Emory MPH Students Visit PATHWAYS Project

from left Nicole, Eunita, Ckaimenyi, Catherine and   MeganJuly 18, 2015 Scholar Coordinator and mentor, Catherine, Kaimenyi, led a project visit to PATHWAYS scholar Catherine Kabaire’s project in Nakuru.  They were accompanied by PATHWAYS scholar Eunita Akim and Emory University MPH students, Megan Light and Nicole Janes.
Catherine’s project has seventeen members.  The Chairlady of the group, Joyce, reported that Catherine Kabaire mobilized them to form this group in 2013.  This was welcomed because they were a stigmatized group due to their single status.  The local culture favors married adults.  The group has offered the young single persons social support, training on income generation and a sense that they  matter in the society.
Several quotes from the group members are listed below:
Lucy states,  “The table banking helped us to get money to start our small businesses. I sell eggs and chicken as a business. I use the money to buy other foodstuffs, this gives my family a balanced diet.”
Beatrice says, ” I sell charcoal using soft money from table banking.”
Ann reports that, “Table banking has helped me lease land where I plant vegetables for sale. I educate my children using this. We also have good food since 2013.”
Ann added, “With table banking, I started business of selling uji (Porridge and Madazi).
Benson, one of the few males in the group, told the visitors “I am like a marketing manager to the group.  I go selling the group liquid soap, antiseptics, bags to schools and other institutions.  We cannot meet the demand for soap. I also take the bags to functions where prominent people have meetings.  I used table banking money to buy a bicycle to use for transport.”
Catherine (PATHWAYS scholar) proudly declared, “Out of the project, I have become a leader, a mentor, a great organizer and mobilizer.”
The group had several questions to ask the two Emory MPH students, Nicole and Megan, as they do not often get the opportunity to visit with visitors from the U.S.  All questions were graciously answered.  All in all it was a  very successful project visit.

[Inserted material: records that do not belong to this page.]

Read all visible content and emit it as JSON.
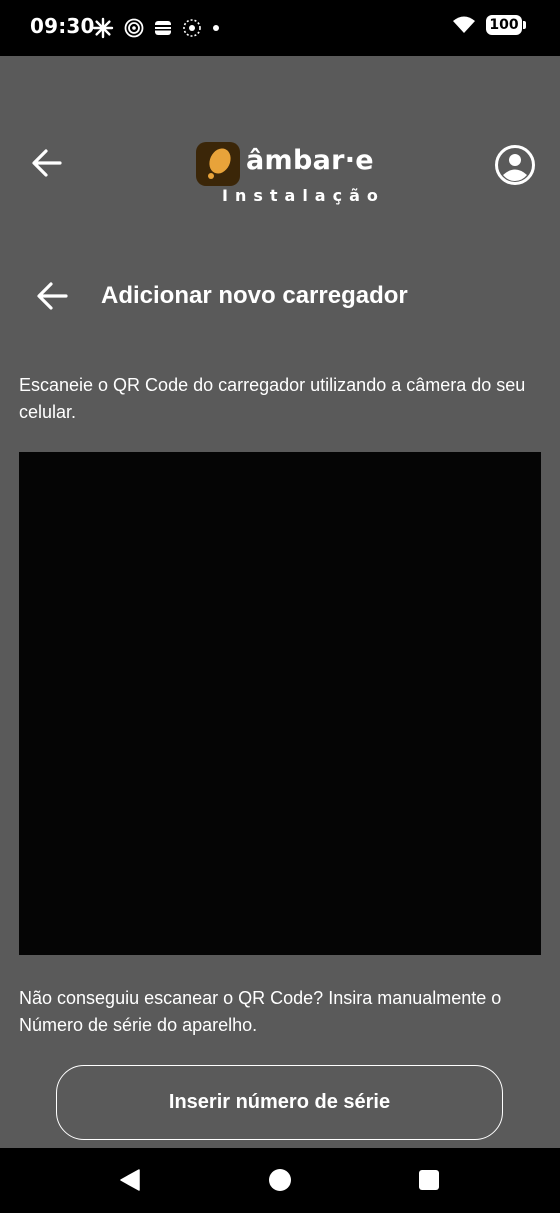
{
  "status_bar": {
    "time": "09:30",
    "battery": "100",
    "icons": [
      "pinwheel-icon",
      "target-icon",
      "wallet-icon",
      "data-saver-icon",
      "notification-dot-icon",
      "wifi-icon",
      "battery-icon"
    ]
  },
  "header": {
    "logo_word": "âmbar·e",
    "logo_subtitle": "Instalação",
    "back_icon": "arrow-left-icon",
    "account_icon": "account-circle-icon"
  },
  "page": {
    "title": "Adicionar novo carregador",
    "back_icon": "arrow-left-icon",
    "instructions": "Escaneie o QR Code do carregador utilizando a câmera do seu celular.",
    "help_text": "Não conseguiu escanear o QR Code? Insira manualmente o Número de série do aparelho.",
    "serial_button_label": "Inserir número de série"
  },
  "colors": {
    "background": "#5a5a5a",
    "camera_view": "#050505",
    "brand_accent": "#e8a33a",
    "text": "#ffffff"
  },
  "nav_bar": {
    "icons": [
      "back-triangle-icon",
      "home-circle-icon",
      "recents-square-icon"
    ]
  }
}
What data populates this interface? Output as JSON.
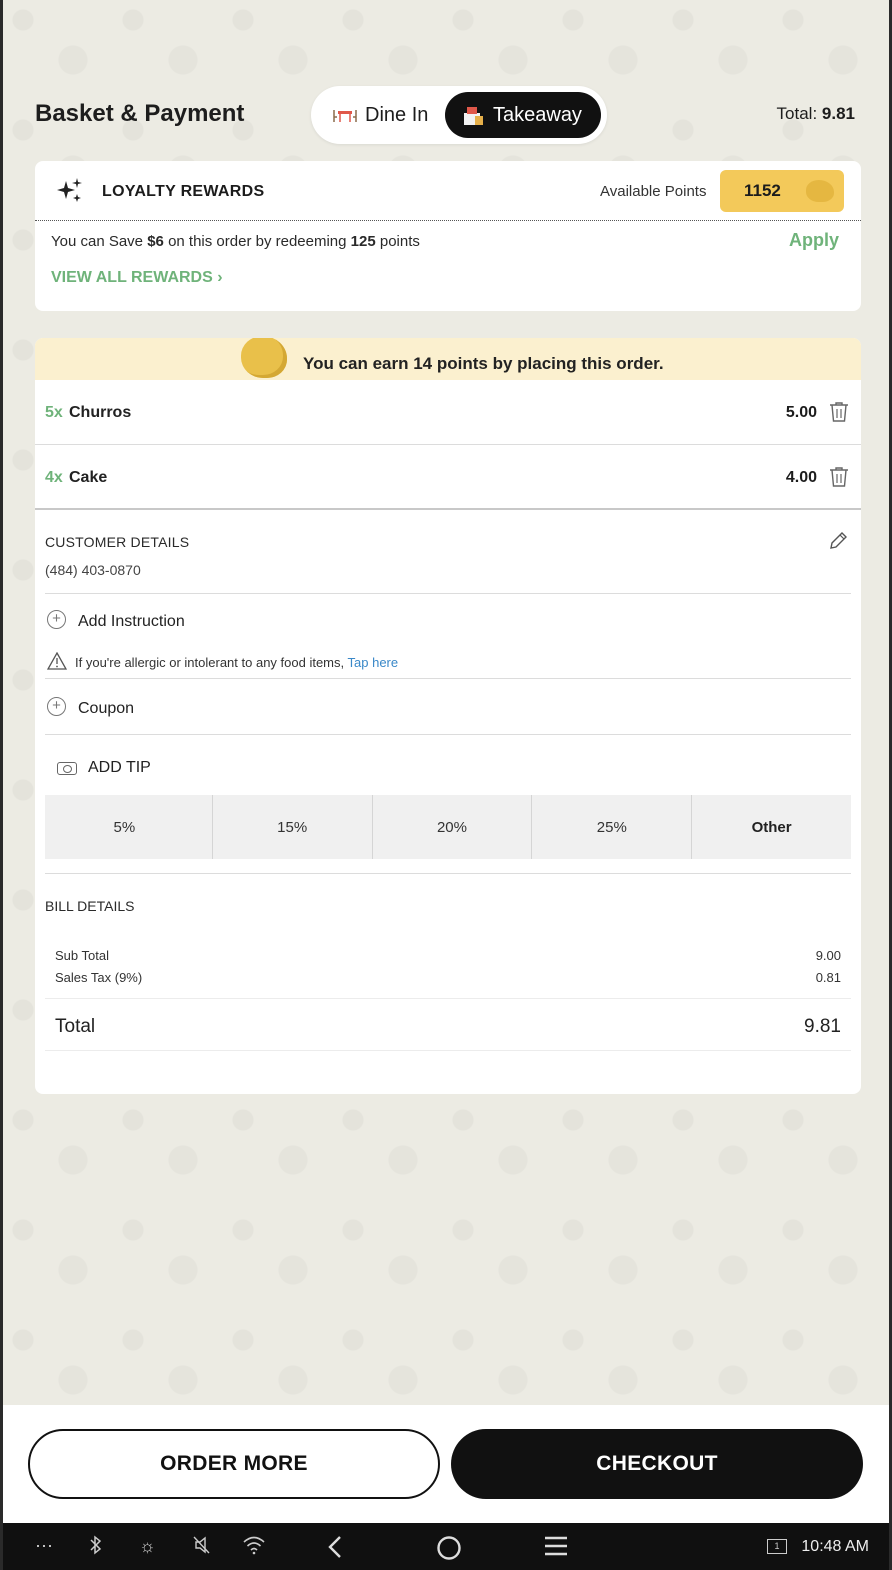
{
  "header": {
    "title": "Basket & Payment",
    "mode_dine_in": "Dine In",
    "mode_takeaway": "Takeaway",
    "selected_mode": "Takeaway",
    "total_label": "Total:",
    "total_value": "9.81"
  },
  "loyalty": {
    "title": "LOYALTY REWARDS",
    "available_label": "Available Points",
    "points": "1152",
    "save_prefix": "You can Save",
    "save_amount": "$6",
    "save_middle": "on this order by redeeming",
    "save_points": "125",
    "save_suffix": "points",
    "apply_label": "Apply",
    "view_all_label": "VIEW ALL REWARDS",
    "view_all_chevron": "›"
  },
  "earn_banner": {
    "text": "You can earn 14 points by placing this order."
  },
  "items": [
    {
      "qty": "5x",
      "name": "Churros",
      "price": "5.00"
    },
    {
      "qty": "4x",
      "name": "Cake",
      "price": "4.00"
    }
  ],
  "customer": {
    "label": "CUSTOMER DETAILS",
    "phone": "(484) 403-0870"
  },
  "instruction": {
    "add_label": "Add Instruction",
    "allergy_text": "If you're allergic or intolerant to any food items,",
    "allergy_link": "Tap here"
  },
  "coupon": {
    "label": "Coupon"
  },
  "tip": {
    "title": "ADD TIP",
    "options": [
      "5%",
      "15%",
      "20%",
      "25%",
      "Other"
    ]
  },
  "bill": {
    "label": "BILL DETAILS",
    "subtotal_label": "Sub Total",
    "subtotal_value": "9.00",
    "tax_label": "Sales Tax (9%)",
    "tax_value": "0.81",
    "total_label": "Total",
    "total_value": "9.81"
  },
  "actions": {
    "order_more": "ORDER MORE",
    "checkout": "CHECKOUT"
  },
  "system_bar": {
    "time": "10:48 AM",
    "screen_badge": "1"
  },
  "colors": {
    "accent_green": "#6fb37a",
    "points_yellow": "#f3c95a",
    "banner_cream": "#fbf0cf",
    "link_blue": "#3a88c8",
    "dark": "#111111"
  }
}
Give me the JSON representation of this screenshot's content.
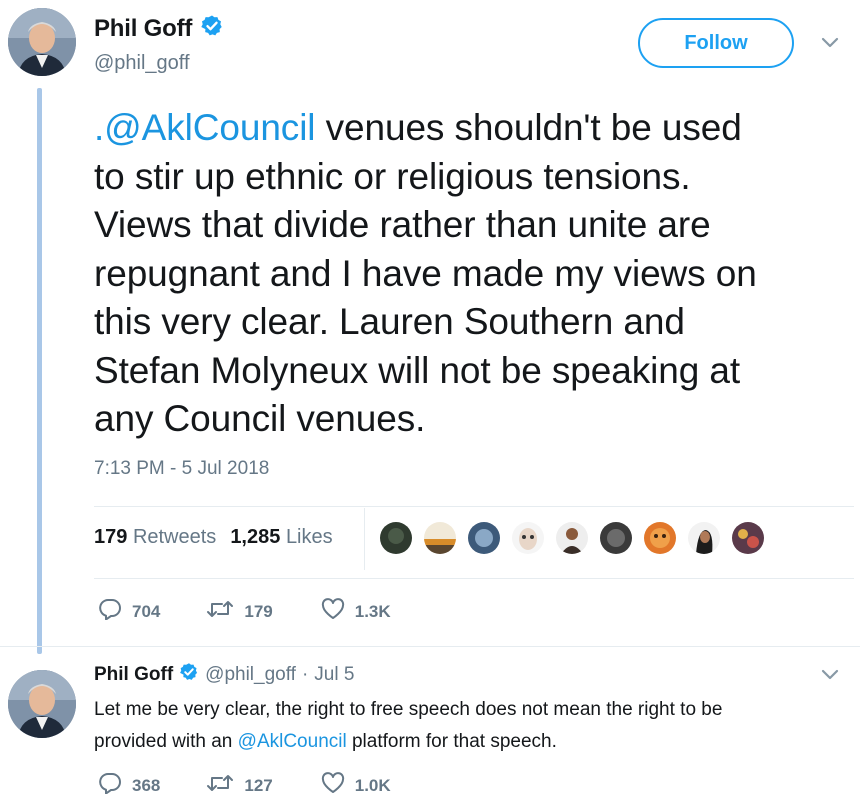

Donor Luncheon at Sweet Potato Cafe in Stone Mountain, Georgia

DSCN8460We had our first donor luncheon on June 13, 2015 at the Sweet Potato Café. The lunch was planned in association with a visit from our Vice President, Dr. Mbaabu Mathiu, and his wife Joy Mbaabu. It was a rare opportunity for our long-supportive donors to meet the people who actually ensure that PATHWAYS is running smoothly on a day-to-day basis. Dr. Mathiu welcomed the gathering and offered his insights on several of the scholars who have been sponsored by the donors. He made the important point that while unemployment of recent college graduates is approximately 40%, 100% of the PATHWAYS scholars are employed. This, he explained, is due to the leadDSCN8459ership training provided by PATHWAYS. This visit also coincided with our 10th year anniversary as a non-profit. Thus, we were eager to hear the thoughts of the donors as to how PATHWAYS can improve and become sustainable in the next 10 years. Several good ideas were offered and our plan is to create a 10-year roadmap for the future of PATHWAYS with the goal of self-sustainability. WDSCN8461e are extremely fortunate to have such a committed and supportive group of donors, and you have our sincere appreciation. Pictured from left to right are: Dr. Mbaabu Mathiu, Joy Mbaabu, Angie Gust, Tom Gordon (bottom row), Scott Groussman, Jessica Brooks, Mark Light, Donna Groussman, Megan Light, Dr. Stuart Zola (top row). A separate lunch was planned with Ronnie Jowers (center) who could not make the official luncheon.  Thank you for all of your support Ronnie!